At that time 50,000 Italian immigrants lived crammed in a filthy ghetto in New York City. There was no one there to help or intercede for them. Arriving with six other nuns, Mother Cabrini was told to go home by the archbishop of New York. Instead, she moved her nuns into the Italian slums and immediately opened an orphanage. Through her personal tenacity as well as her willingness to live among the poor, Mother Cabrini set an impressive example for those trying to enact social reforms. Gifted with an innate business sense, and due to the great success her order had in caring for the destitute and displaced, Mother Cabrini was able to raise money from all levels of society. Within a few short years the Missionary Sisters of the Sacred Heart had opened orphanages, schools, hospitals and nurse’s homes throughout the United States, Central America, Argentina, Brazil, France, Spain, England and Italy. She became a United States citizen in 1909.

Though she was a tireless worker and an excellent administrator, Mother Cabrini felt the most important part of her day was the time she spent in mediation. Devoted to the Sacred Heart of Jesus, she felt great strength was to be found in humility, obedience and a quiet atmosphere. In her own case, by following the Pope’s orders at the expense of her personal dreams, she found more success in her mission than she could ever imagine was possible.
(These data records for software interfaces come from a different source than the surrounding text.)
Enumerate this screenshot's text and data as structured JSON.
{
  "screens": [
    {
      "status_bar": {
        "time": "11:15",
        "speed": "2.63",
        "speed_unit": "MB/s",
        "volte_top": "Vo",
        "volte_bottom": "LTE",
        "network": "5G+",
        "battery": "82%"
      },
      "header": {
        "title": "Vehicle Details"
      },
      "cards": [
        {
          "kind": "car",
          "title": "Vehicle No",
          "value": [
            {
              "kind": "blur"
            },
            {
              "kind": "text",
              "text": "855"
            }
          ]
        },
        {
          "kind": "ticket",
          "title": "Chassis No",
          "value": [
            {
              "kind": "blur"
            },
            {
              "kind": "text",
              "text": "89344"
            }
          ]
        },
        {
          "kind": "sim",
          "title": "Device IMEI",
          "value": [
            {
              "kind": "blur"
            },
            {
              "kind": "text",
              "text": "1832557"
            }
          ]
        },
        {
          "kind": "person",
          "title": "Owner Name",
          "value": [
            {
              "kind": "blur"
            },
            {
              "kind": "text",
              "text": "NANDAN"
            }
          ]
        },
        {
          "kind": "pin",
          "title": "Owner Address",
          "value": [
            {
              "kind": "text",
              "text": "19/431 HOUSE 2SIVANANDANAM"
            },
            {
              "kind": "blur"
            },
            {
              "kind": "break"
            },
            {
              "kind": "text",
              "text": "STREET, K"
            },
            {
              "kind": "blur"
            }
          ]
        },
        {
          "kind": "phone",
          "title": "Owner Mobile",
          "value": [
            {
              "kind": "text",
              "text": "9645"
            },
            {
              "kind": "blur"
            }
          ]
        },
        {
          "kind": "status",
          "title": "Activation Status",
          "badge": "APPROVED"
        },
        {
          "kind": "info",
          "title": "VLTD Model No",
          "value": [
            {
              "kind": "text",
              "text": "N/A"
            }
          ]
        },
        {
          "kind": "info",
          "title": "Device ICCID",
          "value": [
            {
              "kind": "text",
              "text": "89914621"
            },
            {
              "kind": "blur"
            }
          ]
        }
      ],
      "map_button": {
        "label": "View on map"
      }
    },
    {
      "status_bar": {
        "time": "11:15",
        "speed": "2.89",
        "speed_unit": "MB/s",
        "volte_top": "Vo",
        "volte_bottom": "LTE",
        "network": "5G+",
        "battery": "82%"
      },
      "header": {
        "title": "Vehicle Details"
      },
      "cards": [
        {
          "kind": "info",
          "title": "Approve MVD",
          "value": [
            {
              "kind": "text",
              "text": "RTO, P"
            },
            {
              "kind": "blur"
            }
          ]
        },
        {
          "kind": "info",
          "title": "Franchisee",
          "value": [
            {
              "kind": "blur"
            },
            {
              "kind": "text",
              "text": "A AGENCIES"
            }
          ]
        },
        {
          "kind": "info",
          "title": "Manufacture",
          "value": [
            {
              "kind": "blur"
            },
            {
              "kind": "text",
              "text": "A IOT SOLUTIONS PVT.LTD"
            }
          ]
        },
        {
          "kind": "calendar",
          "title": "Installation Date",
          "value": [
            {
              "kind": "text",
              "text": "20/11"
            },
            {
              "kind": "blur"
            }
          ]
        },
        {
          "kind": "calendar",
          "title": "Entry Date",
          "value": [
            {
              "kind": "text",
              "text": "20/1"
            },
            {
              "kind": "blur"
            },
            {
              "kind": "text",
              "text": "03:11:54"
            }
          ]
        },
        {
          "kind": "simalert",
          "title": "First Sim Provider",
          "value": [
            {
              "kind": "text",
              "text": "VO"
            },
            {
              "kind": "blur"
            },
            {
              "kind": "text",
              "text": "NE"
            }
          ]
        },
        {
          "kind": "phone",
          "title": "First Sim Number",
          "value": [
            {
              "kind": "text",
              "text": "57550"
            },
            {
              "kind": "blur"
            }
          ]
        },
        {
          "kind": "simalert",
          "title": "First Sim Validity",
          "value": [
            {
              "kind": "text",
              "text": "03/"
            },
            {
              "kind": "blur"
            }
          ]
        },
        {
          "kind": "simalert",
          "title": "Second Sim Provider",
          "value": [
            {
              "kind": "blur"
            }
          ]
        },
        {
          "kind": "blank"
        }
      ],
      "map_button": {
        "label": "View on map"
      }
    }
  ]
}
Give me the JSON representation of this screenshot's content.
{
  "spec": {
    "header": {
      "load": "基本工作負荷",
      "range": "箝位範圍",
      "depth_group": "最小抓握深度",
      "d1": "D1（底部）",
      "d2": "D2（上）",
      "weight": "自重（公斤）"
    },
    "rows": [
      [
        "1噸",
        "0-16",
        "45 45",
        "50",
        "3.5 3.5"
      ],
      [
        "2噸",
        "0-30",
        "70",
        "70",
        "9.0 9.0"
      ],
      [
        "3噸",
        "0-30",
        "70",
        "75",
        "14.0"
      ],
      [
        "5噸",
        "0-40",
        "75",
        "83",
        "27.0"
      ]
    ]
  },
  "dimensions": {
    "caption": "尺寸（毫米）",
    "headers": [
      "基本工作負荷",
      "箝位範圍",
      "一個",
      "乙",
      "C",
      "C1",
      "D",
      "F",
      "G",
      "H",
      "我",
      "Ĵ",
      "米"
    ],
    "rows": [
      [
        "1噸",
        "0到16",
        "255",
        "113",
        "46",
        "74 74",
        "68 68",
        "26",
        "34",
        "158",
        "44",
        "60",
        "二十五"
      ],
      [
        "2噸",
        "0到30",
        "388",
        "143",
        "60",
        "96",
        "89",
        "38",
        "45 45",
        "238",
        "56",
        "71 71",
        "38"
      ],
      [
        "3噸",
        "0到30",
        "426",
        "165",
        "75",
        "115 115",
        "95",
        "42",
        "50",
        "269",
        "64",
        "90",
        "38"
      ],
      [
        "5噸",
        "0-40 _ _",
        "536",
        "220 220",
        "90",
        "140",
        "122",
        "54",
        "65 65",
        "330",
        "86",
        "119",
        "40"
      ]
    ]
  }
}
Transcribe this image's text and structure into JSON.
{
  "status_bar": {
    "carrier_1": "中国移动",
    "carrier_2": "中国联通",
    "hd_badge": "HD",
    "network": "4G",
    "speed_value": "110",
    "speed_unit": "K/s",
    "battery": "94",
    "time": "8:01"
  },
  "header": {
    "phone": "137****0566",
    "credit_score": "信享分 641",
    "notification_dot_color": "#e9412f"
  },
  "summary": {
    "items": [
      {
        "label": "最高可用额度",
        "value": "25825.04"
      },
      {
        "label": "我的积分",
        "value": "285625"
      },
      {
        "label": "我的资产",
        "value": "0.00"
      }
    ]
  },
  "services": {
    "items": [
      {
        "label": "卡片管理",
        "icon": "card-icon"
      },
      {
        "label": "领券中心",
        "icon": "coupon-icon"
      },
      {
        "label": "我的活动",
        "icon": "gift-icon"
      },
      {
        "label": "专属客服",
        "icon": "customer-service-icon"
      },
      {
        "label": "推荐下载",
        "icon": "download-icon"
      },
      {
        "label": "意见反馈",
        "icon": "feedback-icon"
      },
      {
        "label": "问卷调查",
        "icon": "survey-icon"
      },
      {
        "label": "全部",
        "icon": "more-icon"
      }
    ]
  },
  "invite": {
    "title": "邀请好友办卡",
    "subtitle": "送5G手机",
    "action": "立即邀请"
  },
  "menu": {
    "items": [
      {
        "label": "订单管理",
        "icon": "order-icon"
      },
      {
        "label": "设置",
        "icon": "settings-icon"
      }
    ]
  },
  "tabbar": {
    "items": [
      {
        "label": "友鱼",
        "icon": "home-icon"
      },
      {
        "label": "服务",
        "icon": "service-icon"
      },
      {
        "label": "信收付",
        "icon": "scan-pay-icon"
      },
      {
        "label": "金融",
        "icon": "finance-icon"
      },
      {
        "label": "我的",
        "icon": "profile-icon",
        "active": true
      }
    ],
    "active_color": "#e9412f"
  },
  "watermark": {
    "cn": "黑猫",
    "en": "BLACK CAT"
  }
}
At the time of her death, she had sixty seven foundations and over thirteen hundred missionaries carrying out her work.


O loving Savior, infinitely generous, seeking only our interest, from your Sacred Heart, came these words of pleading love: “Come to me all you that labor and are burdened and I will refresh you.” Relying on this promise of your infinite charity, we come to you and in the lowliness of our hearts earnestly beg you to grant us the favor we ask in this novena, (mention your request here) through the intercession of your faithful servant, Saint Frances Xavier Cabrini. Amen.